Dacarbazine

Diagram of the molecular structure of Dacarbazine
Brand name: DTIC-Dome®
IUPAC: 5-(3,3-Dimethyl-1-triazenyl)imidazole-4-carboxamide
FDA approval: Yes
Usage:

Malignancies for which dacarbazine is used include: Metastatic melanoma and Hodgkin's disease. Dacarbazine is administered as an intravenous infusion.1

  • 1. Chu, E., & DeVita, V. T. (2015). Physicians' cancer chemotherapy drug manual 2015. Burlington, MA: Jones & Bartlett Learning.
Mechanism:
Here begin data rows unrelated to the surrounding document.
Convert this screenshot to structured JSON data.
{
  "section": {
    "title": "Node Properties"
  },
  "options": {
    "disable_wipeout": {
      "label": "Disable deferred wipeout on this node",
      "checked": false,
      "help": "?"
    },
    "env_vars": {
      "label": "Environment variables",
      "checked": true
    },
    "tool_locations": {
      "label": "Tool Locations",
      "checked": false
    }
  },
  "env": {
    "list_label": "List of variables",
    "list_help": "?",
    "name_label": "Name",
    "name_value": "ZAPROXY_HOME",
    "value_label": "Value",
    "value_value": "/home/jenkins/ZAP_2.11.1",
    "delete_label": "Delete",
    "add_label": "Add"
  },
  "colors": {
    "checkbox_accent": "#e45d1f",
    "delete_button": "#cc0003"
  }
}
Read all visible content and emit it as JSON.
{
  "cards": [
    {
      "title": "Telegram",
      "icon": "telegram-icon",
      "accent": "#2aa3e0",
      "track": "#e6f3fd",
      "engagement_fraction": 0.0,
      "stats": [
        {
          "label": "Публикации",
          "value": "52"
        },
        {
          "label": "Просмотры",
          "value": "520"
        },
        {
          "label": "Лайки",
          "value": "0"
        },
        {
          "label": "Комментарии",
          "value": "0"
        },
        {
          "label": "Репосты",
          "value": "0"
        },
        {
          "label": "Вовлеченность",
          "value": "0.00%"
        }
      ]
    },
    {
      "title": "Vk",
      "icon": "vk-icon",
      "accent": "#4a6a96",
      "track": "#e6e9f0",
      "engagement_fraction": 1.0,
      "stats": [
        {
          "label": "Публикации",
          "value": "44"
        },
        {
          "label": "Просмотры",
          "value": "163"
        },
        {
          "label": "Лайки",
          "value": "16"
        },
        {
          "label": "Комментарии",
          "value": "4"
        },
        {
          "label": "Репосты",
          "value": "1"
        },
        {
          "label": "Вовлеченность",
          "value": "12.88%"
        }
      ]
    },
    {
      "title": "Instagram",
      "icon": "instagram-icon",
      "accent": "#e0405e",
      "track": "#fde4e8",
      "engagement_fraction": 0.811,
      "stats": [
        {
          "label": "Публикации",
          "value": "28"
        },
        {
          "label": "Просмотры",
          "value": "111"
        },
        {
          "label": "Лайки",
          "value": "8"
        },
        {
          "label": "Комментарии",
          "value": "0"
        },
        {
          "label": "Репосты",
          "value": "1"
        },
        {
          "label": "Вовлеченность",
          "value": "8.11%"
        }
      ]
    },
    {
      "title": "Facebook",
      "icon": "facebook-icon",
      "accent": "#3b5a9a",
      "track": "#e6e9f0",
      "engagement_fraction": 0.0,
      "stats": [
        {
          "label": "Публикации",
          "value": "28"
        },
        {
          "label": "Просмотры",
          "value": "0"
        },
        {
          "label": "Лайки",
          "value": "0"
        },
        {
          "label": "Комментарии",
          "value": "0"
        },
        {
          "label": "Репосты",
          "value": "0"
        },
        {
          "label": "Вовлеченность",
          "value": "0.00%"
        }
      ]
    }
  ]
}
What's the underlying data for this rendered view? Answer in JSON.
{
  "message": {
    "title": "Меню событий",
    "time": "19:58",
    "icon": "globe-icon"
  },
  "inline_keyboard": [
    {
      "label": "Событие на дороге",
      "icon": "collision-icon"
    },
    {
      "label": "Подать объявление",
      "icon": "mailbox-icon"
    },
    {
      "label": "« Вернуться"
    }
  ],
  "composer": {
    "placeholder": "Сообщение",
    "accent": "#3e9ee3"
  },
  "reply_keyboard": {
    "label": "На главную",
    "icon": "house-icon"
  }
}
Dacarbazine (DTIC-Dome®) has anti tumor properties, which are metabolically activated. Decarbazine also methylates nucleic acids, while inhibiting DNA and protein synthesis.1
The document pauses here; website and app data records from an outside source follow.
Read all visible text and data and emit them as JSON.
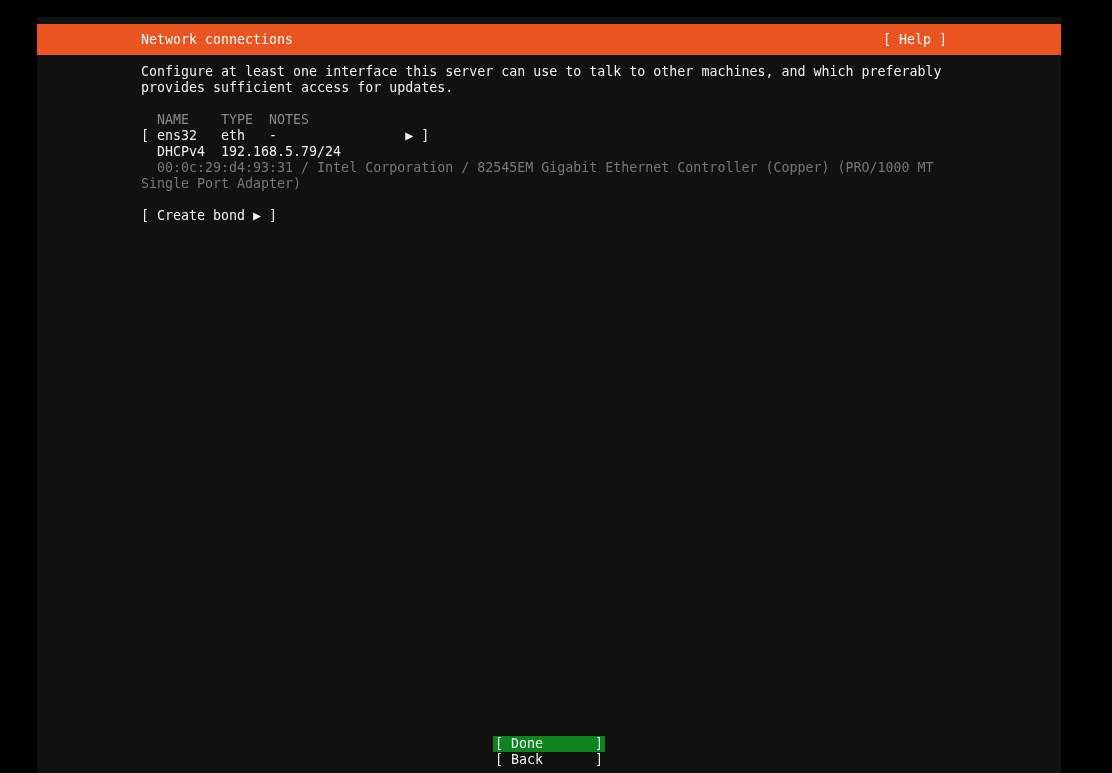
{
  "header": {
    "title": "Network connections",
    "help": "[ Help ]"
  },
  "intro": "Configure at least one interface this server can use to talk to other machines, and which preferably provides sufficient access for updates.",
  "table": {
    "columns": [
      "NAME",
      "TYPE",
      "NOTES"
    ],
    "rows": [
      {
        "bracket_open": "[",
        "name": "ens32",
        "type": "eth",
        "notes": "-",
        "arrow": "▶",
        "bracket_close": "]",
        "selected": false,
        "address_kind": "DHCPv4",
        "address": "192.168.5.79/24",
        "info": "00:0c:29:d4:93:31 / Intel Corporation / 82545EM Gigabit Ethernet Controller (Copper) (PRO/1000 MT Single Port Adapter)"
      }
    ]
  },
  "create_bond": "[ Create bond ▶ ]",
  "buttons": [
    {
      "bracket_open": "[",
      "label": "Done",
      "bracket_close": "]",
      "selected": true
    },
    {
      "bracket_open": "[",
      "label": "Back",
      "bracket_close": "]",
      "selected": false
    }
  ]
}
The molecular structure below shows the 3D conformer Dacarbazine.

Dacarbazine

  • 1. Chu, E., & DeVita, V. T. (2015). Physicians' cancer chemotherapy drug manual 2015. Burlington, MA: Jones & Bartlett Learning.
Side effects:

Common side effects include: extreme nausea and vomiting, anorexia, hair loss, and facial flushing. Dacarbazine should not be taken by women who are pregnant and patients should not become pregnant while using this drug, as it may have harmful effects on the developing fetus. Bone marrow depression is the most common toxicity associated with dacarbazine usage. It is important to monitor the levels of white blood cells, red blood cells and platelets. 1
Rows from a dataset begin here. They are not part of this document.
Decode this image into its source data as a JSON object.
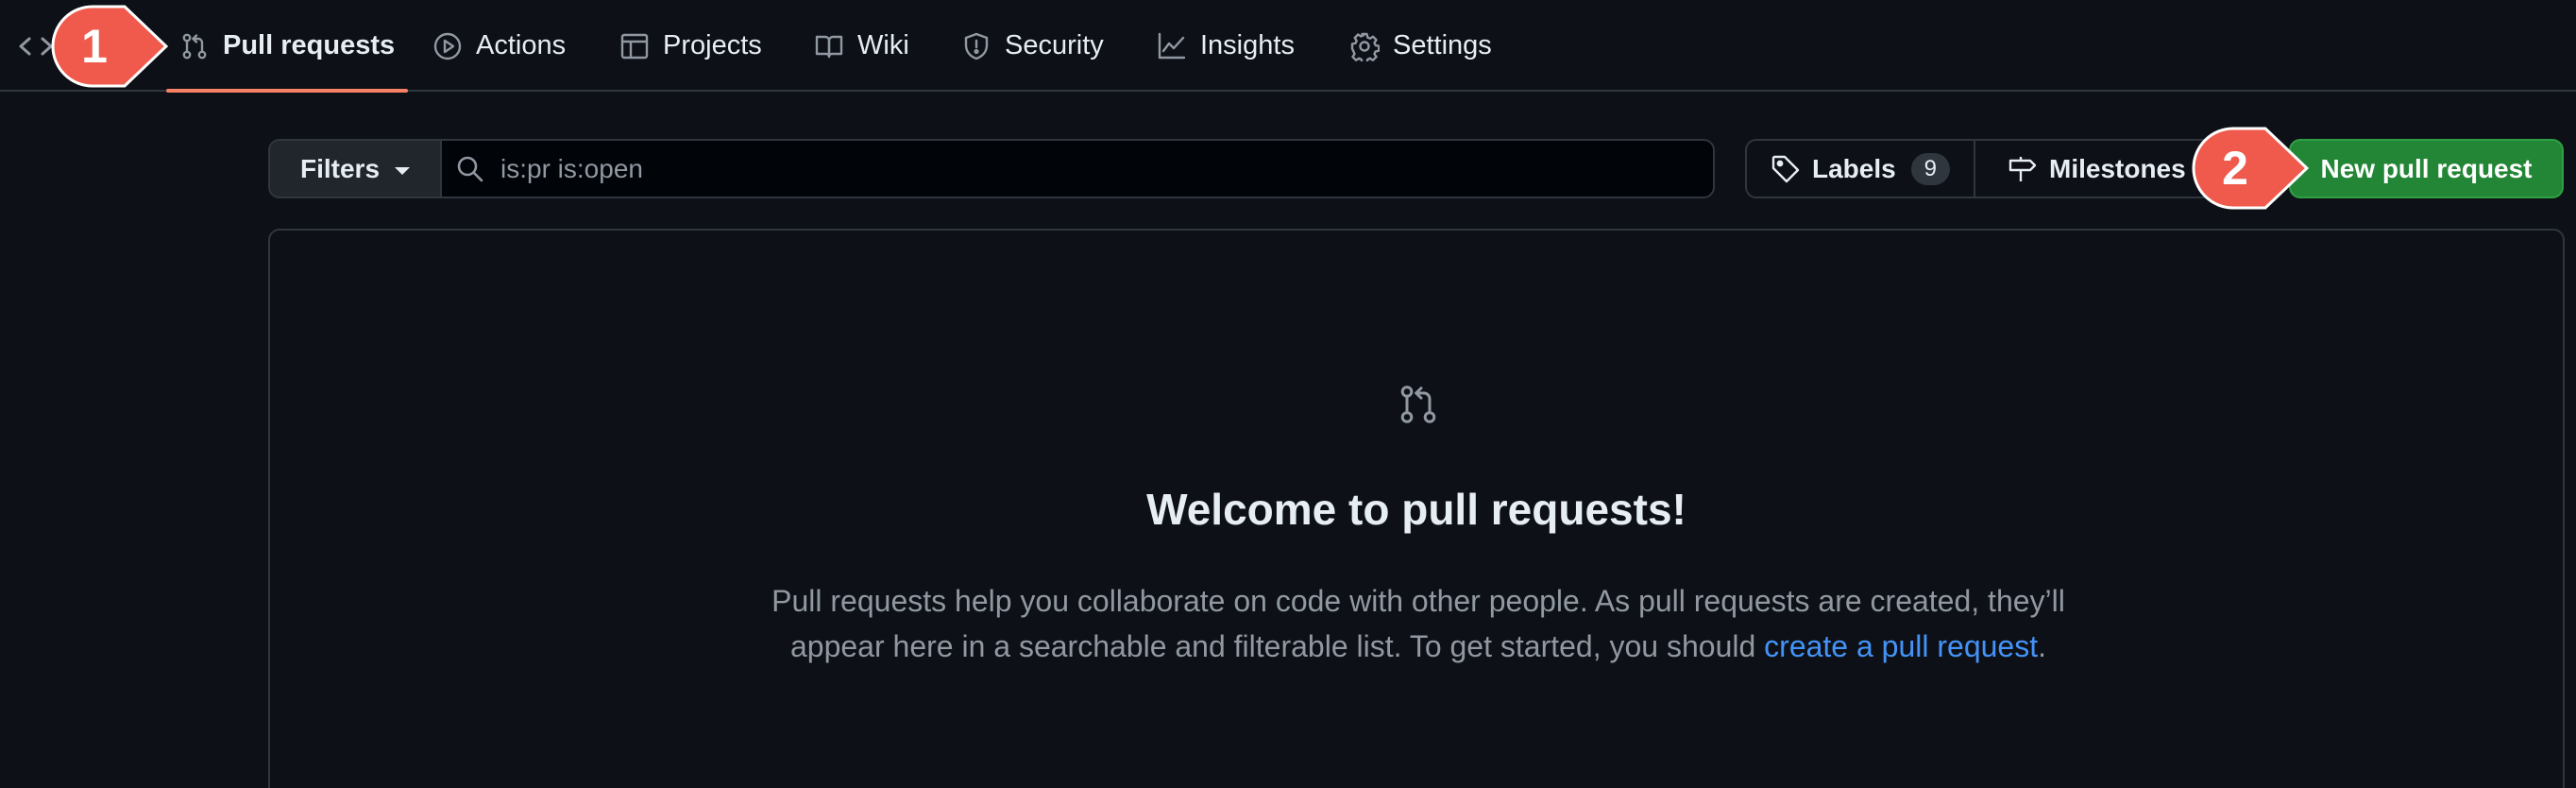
{
  "nav": {
    "code_icon": "code-icon",
    "items": [
      {
        "label": "Pull requests",
        "icon": "git-pull-request-icon",
        "selected": true
      },
      {
        "label": "Actions",
        "icon": "play-icon"
      },
      {
        "label": "Projects",
        "icon": "table-icon"
      },
      {
        "label": "Wiki",
        "icon": "book-icon"
      },
      {
        "label": "Security",
        "icon": "shield-icon"
      },
      {
        "label": "Insights",
        "icon": "graph-icon"
      },
      {
        "label": "Settings",
        "icon": "gear-icon"
      }
    ]
  },
  "markers": [
    {
      "number": "1",
      "color": "#ef5a4c"
    },
    {
      "number": "2",
      "color": "#ef5a4c"
    }
  ],
  "filter_bar": {
    "filters_label": "Filters",
    "search_value": "is:pr is:open",
    "labels_label": "Labels",
    "labels_count": "9",
    "milestones_label": "Milestones",
    "new_pr_label": "New pull request"
  },
  "blankslate": {
    "title": "Welcome to pull requests!",
    "description_prefix": "Pull requests help you collaborate on code with other people. As pull requests are created, they’ll appear here in a searchable and filterable list. To get started, you should ",
    "link_text": "create a pull request",
    "description_suffix": "."
  },
  "colors": {
    "background": "#0d1117",
    "border": "#30363d",
    "accent_underline": "#f78166",
    "primary_button": "#238636",
    "link": "#4493f8",
    "marker": "#ef5a4c"
  }
}
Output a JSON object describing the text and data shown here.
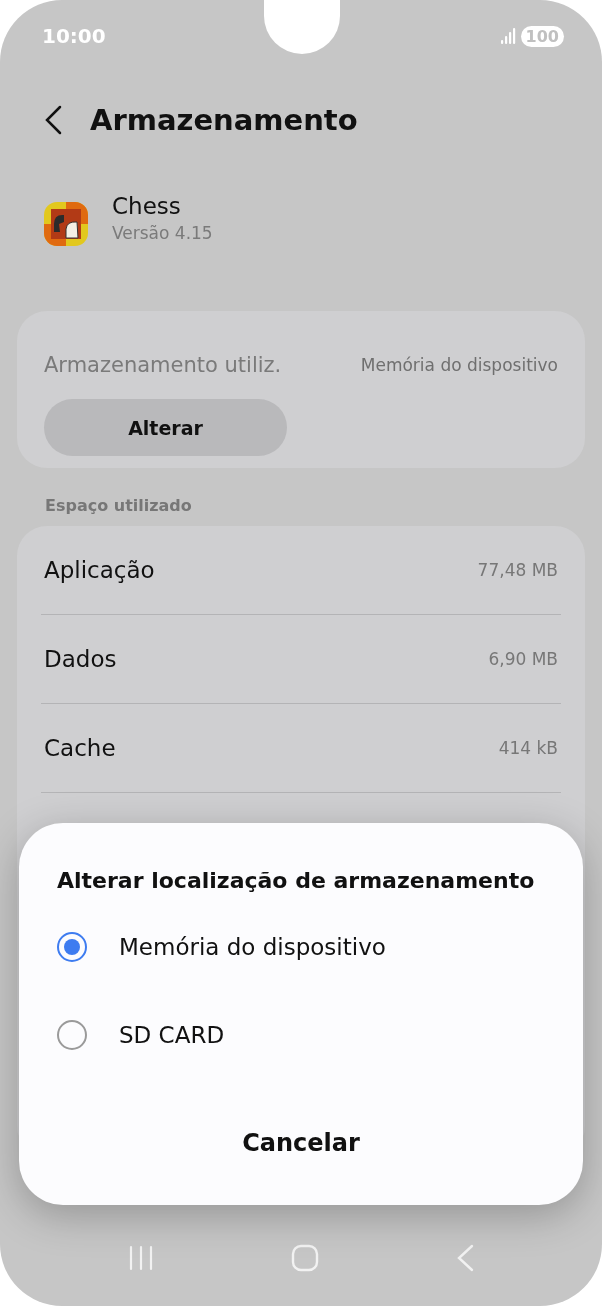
{
  "status_bar": {
    "time": "10:00",
    "battery": "100"
  },
  "header": {
    "title": "Armazenamento"
  },
  "app": {
    "name": "Chess",
    "version": "Versão 4.15"
  },
  "storage_card": {
    "label": "Armazenamento utiliz.",
    "value": "Memória do dispositivo",
    "button": "Alterar"
  },
  "space_section": {
    "heading": "Espaço utilizado",
    "rows": [
      {
        "label": "Aplicação",
        "value": "77,48 MB"
      },
      {
        "label": "Dados",
        "value": "6,90 MB"
      },
      {
        "label": "Cache",
        "value": "414 kB"
      }
    ]
  },
  "dialog": {
    "title": "Alterar localização de armazenamento",
    "options": [
      {
        "label": "Memória do dispositivo",
        "selected": true
      },
      {
        "label": "SD CARD",
        "selected": false
      }
    ],
    "cancel": "Cancelar"
  }
}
  • 1. Chu, E., & DeVita, V. T. (2015). Physicians' cancer chemotherapy drug manual 2015. Burlington, MA: Jones & Bartlett Learning.